THOUGHT STARTERS PT. 5
THE IMMUNIZED SHOPPER AND POST-HYPE BRANDING
New surveys show that 2020 has indeed been a watershed year for consumers, but not in the way you might think.
There is no knowing what our so-called New Normal will look like once this rollercoaster of a year is over, but one thing that already seems clear is that consumers are going to look for completely different behaviours and messaging from their brands. This is something I’ve explored in an earlier column about the ‘conscious consumer’ but I want to pick up on that idea again here to look more in-depth at how brands can communicate in this new landscape. The hype and hyperbole that many brands were resorting to as recently as February this year now looks wildly out of step with public sentiment, leaving a question mark over what brands can meaningfully say at the moment.
A recent High Snobriety consumer survey that’s been gaining traction online captures this phenomenon well, heralding the dawn of the ‘immunized shopper’. Riffing on the virus metaphor, they propose that the post-2020 consumer is more cynical – perhaps even slightly jaded – about brand hype and are therefore immunized from traditional marketing ploys. Just as we refer to 20:20 vision when it comes to eyesight, so too does this year seem to have put things into focus for many. The unifying force of the pandemic and lockdown, as well as global movements to celebrate key workers and national efforts, means that the ‘all in this together’ mentality has never been stronger – especially amongst younger consumers.
The survey found that conspicuous displays of elitism and consumption are no longer desirable, with 42 percent of HS readers polled feeling uncomfortable indulging in expensive fashion. This is not to say that their demand has plummeted. however (with only 15 percent saying that the Covid-19 crisis affects their overall passion for style), it’s more that they are looking for something a little less brash and in your face.

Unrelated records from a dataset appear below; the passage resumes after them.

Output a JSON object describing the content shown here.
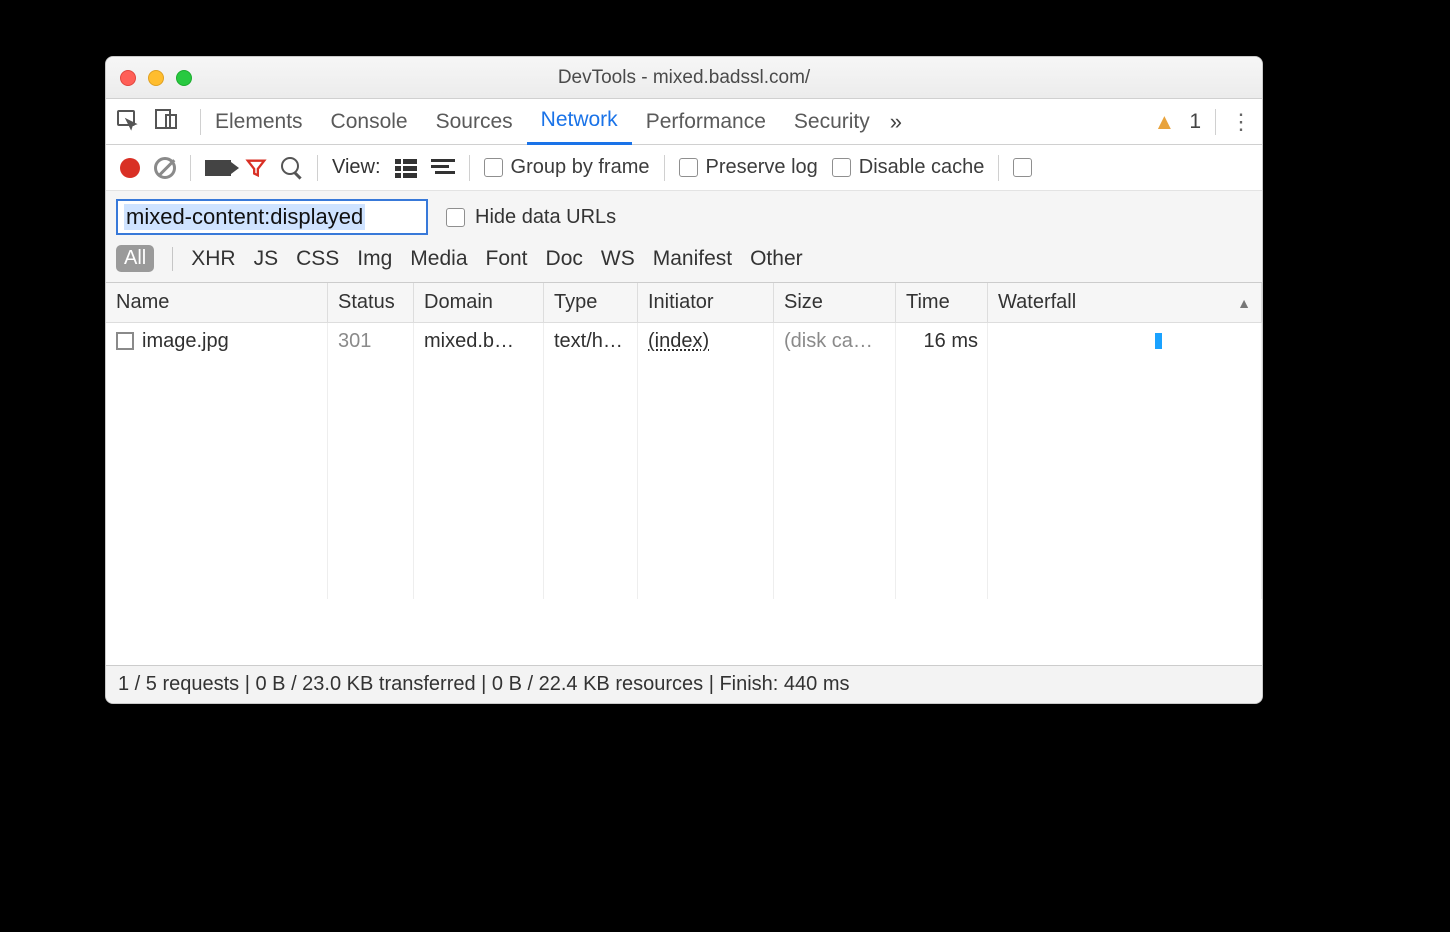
{
  "window": {
    "title": "DevTools - mixed.badssl.com/"
  },
  "tabs": {
    "items": [
      "Elements",
      "Console",
      "Sources",
      "Network",
      "Performance",
      "Security"
    ],
    "active": "Network",
    "warning_count": "1"
  },
  "toolbar": {
    "view_label": "View:",
    "group_by_frame": "Group by frame",
    "preserve_log": "Preserve log",
    "disable_cache": "Disable cache"
  },
  "filter": {
    "value": "mixed-content:displayed",
    "hide_data_urls": "Hide data URLs"
  },
  "types": [
    "All",
    "XHR",
    "JS",
    "CSS",
    "Img",
    "Media",
    "Font",
    "Doc",
    "WS",
    "Manifest",
    "Other"
  ],
  "types_active": "All",
  "columns": [
    "Name",
    "Status",
    "Domain",
    "Type",
    "Initiator",
    "Size",
    "Time",
    "Waterfall"
  ],
  "rows": [
    {
      "name": "image.jpg",
      "status": "301",
      "domain": "mixed.b…",
      "type": "text/h…",
      "initiator": "(index)",
      "size": "(disk ca…",
      "time": "16 ms"
    }
  ],
  "status": "1 / 5 requests | 0 B / 23.0 KB transferred | 0 B / 22.4 KB resources | Finish: 440 ms"
}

This is where the immunized shopper differs importantly from previous Millennial movements such as ‘no logo’ or ‘anti-sellout’, because it’s not actually about anti-consumption or anti-brand sentiment. The survey found that 89 percent of those polled still wanted to hear from fashion brands in some way, but they just wanted these communications to become more meaningful. This is backed up by a recent report from McKinsey which outlined how successful brands have historically increased – not decreased – their marketing and communications in times of crisis, citing new data from the American Association of Advertising, which found that 43 percent of consumers find it reassuring to hear from brands at the moment, while 56% said they like learning how brands are helping their communities during the pandemic. Only 15 percent said they’d rather not hear from companies right now.
Trend-wise, this has translated as a desire for more subtlety in how brands present themselves, both in terms of product and marketing. The High Snobriety survey found that 54 percent of people expressed an aversion to large logo placements, 33 percent find ostentatious ‘chunky’ sneaker silhouettes less attractive than before the crisis and ‘minimalism’ ranked highest in terms of desirable trends. They were also attracted to enduring values such as quality (60 percent), durability (43 percent) and timelessness (50 percent), over more flash-in-the-pan trend driven values.

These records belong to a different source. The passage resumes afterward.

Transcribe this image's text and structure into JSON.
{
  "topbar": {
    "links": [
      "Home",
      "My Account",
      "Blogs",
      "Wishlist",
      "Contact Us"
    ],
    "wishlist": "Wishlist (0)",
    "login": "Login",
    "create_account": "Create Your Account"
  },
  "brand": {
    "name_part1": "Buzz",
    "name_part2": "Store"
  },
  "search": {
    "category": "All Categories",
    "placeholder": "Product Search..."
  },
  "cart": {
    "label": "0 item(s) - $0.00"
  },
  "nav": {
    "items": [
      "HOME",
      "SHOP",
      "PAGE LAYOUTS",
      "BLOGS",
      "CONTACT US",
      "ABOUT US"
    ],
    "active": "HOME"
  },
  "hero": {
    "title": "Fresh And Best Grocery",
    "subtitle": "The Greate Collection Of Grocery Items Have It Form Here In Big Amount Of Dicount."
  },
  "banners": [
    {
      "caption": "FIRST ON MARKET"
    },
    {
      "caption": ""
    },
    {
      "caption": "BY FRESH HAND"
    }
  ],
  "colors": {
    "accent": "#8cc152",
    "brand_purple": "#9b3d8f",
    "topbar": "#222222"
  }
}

A case study of this sentiment in action can be seen in the viral backlash incurred by the rapper Drake when his mansion – dubbed ‘The Embassy’ – was featured in April’s Architectural Digest. Bedecked in marble floors, a bespoke Imperial Bösendorfer piano made in collaboration with artist Takashi Murakami, and prominently displayed art toys by KAWS, the decadence, ostentation and outright bling of the place was seen as wildly out of step with the times.
This is not an ‘off button’ moment for the global economy, then, but more of a ‘reboot’ on a system that is now seen as having lost its way. It’s a time of radical and permanent change, with Entrepreneur.com recently finding that 86 percent of Americans feel the crisis will have a lasting impact on society, and Reach3 Insights finding that 76 percent of consumers have picked up new habits this year – with 89 percent saying they plan to keep them. One of the most profound changes has been the giant leap forward in digital communications and transactions, especially in markets where this was a developing but not yet mature trend. In Latin America, for example, 13 million people made their first ever ecommerce translation this year.

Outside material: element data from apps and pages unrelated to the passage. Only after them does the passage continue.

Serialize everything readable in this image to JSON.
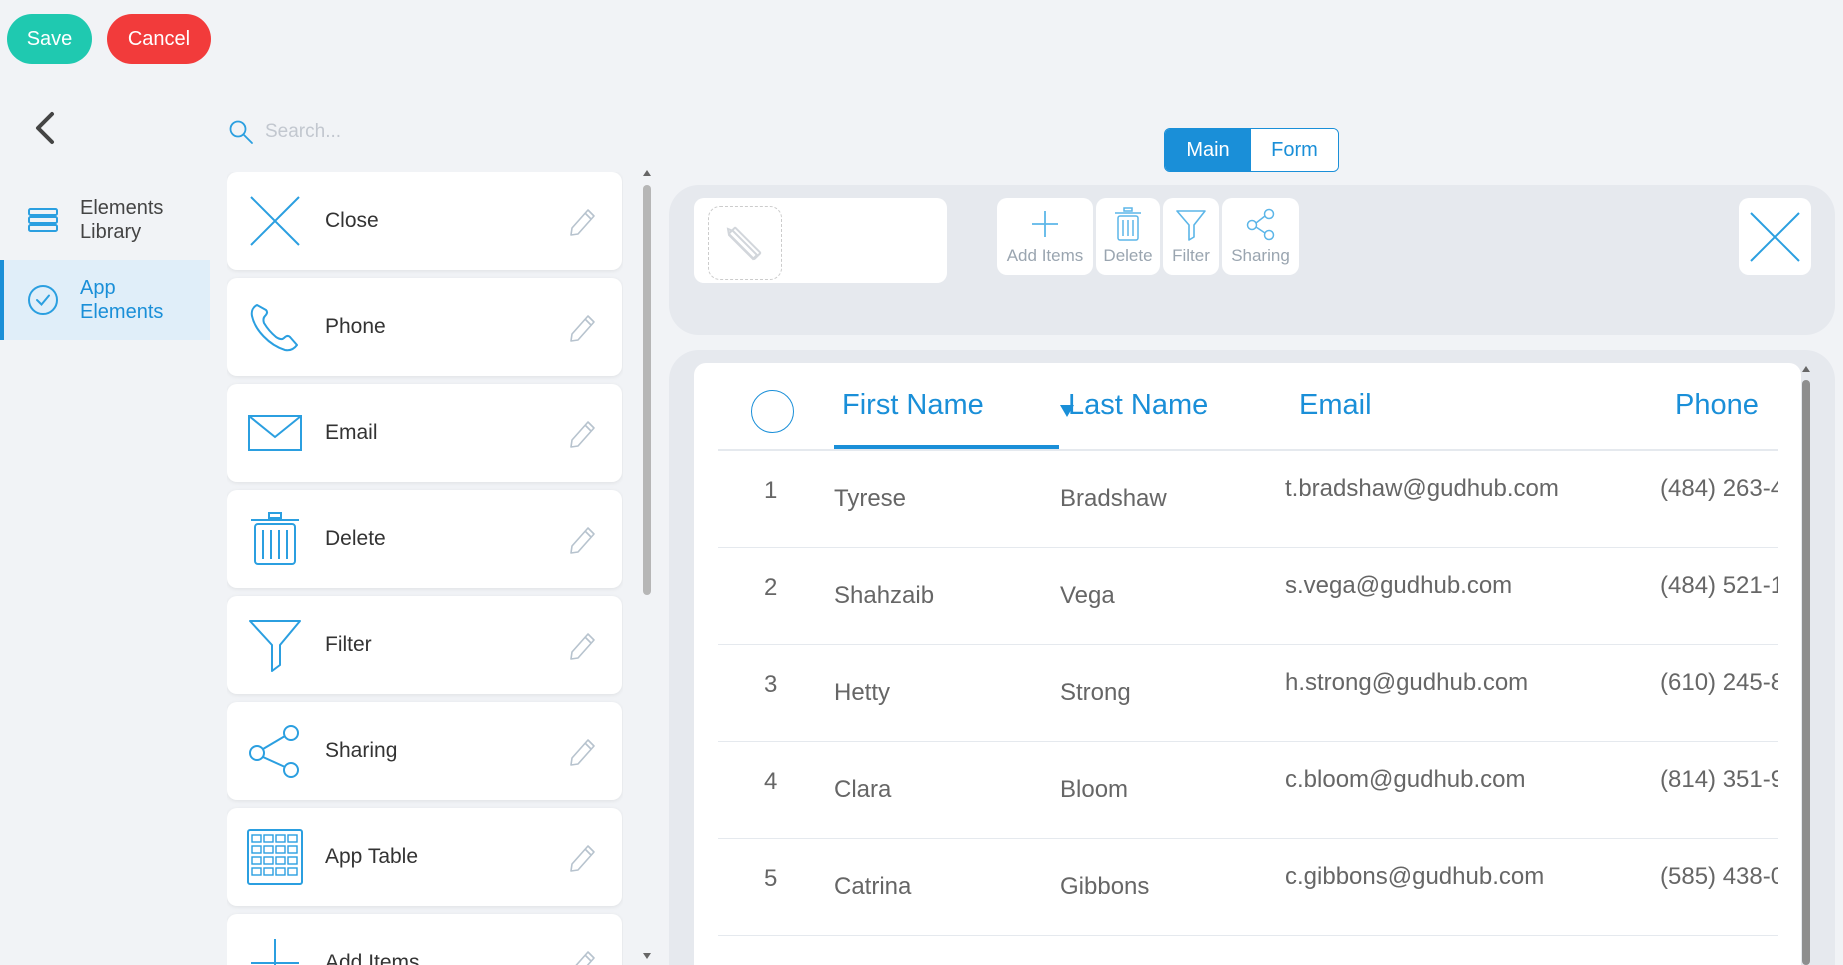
{
  "toolbar": {
    "save_label": "Save",
    "cancel_label": "Cancel"
  },
  "nav": {
    "items": [
      {
        "label": "Elements Library",
        "icon": "layers-icon",
        "active": false
      },
      {
        "label": "App Elements",
        "icon": "check-circle-icon",
        "active": true
      }
    ]
  },
  "search": {
    "placeholder": "Search..."
  },
  "elements": [
    {
      "label": "Close",
      "icon": "close-icon"
    },
    {
      "label": "Phone",
      "icon": "phone-icon"
    },
    {
      "label": "Email",
      "icon": "envelope-icon"
    },
    {
      "label": "Delete",
      "icon": "trash-icon"
    },
    {
      "label": "Filter",
      "icon": "funnel-icon"
    },
    {
      "label": "Sharing",
      "icon": "share-icon"
    },
    {
      "label": "App Table",
      "icon": "table-grid-icon"
    },
    {
      "label": "Add Items",
      "icon": "plus-icon"
    }
  ],
  "view_tabs": [
    {
      "label": "Main",
      "active": true
    },
    {
      "label": "Form",
      "active": false
    }
  ],
  "tools": [
    {
      "label": "Add Items",
      "icon": "plus-icon"
    },
    {
      "label": "Delete",
      "icon": "trash-icon"
    },
    {
      "label": "Filter",
      "icon": "funnel-icon"
    },
    {
      "label": "Sharing",
      "icon": "share-icon"
    }
  ],
  "table": {
    "columns": [
      "First Name",
      "Last Name",
      "Email",
      "Phone"
    ],
    "sorted_column": "First Name",
    "rows": [
      {
        "index": "1",
        "first": "Tyrese",
        "last": "Bradshaw",
        "email": "t.bradshaw@gudhub.com",
        "phone": "(484) 263-4"
      },
      {
        "index": "2",
        "first": "Shahzaib",
        "last": "Vega",
        "email": "s.vega@gudhub.com",
        "phone": "(484) 521-1"
      },
      {
        "index": "3",
        "first": "Hetty",
        "last": "Strong",
        "email": "h.strong@gudhub.com",
        "phone": "(610) 245-8"
      },
      {
        "index": "4",
        "first": "Clara",
        "last": "Bloom",
        "email": "c.bloom@gudhub.com",
        "phone": "(814) 351-9"
      },
      {
        "index": "5",
        "first": "Catrina",
        "last": "Gibbons",
        "email": "c.gibbons@gudhub.com",
        "phone": "(585) 438-0"
      }
    ]
  },
  "colors": {
    "accent": "#1a8fd8",
    "save": "#1fc9b0",
    "cancel": "#f23b3b",
    "icon_stroke": "#2b9fe0"
  }
}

So in summary, this immunized shopper is digitally empowered but more cynical than ever before, meaning that brands need to totally rethink their strategy in reaching them. This doesn’t mean a return to some kind of minimal, heritage-inspired moment however – we know that this consumer isn’t about a luddite rejection of the present. In fact, they demand quite the opposite: a meaningful commitment to the future. But it does mean taking the hype out of our interactions, and focusing on honest, direct, fuss-free products and messaging. Amongst all the confusion, there’s now a clear call for clarity.
Written by Simon Hughes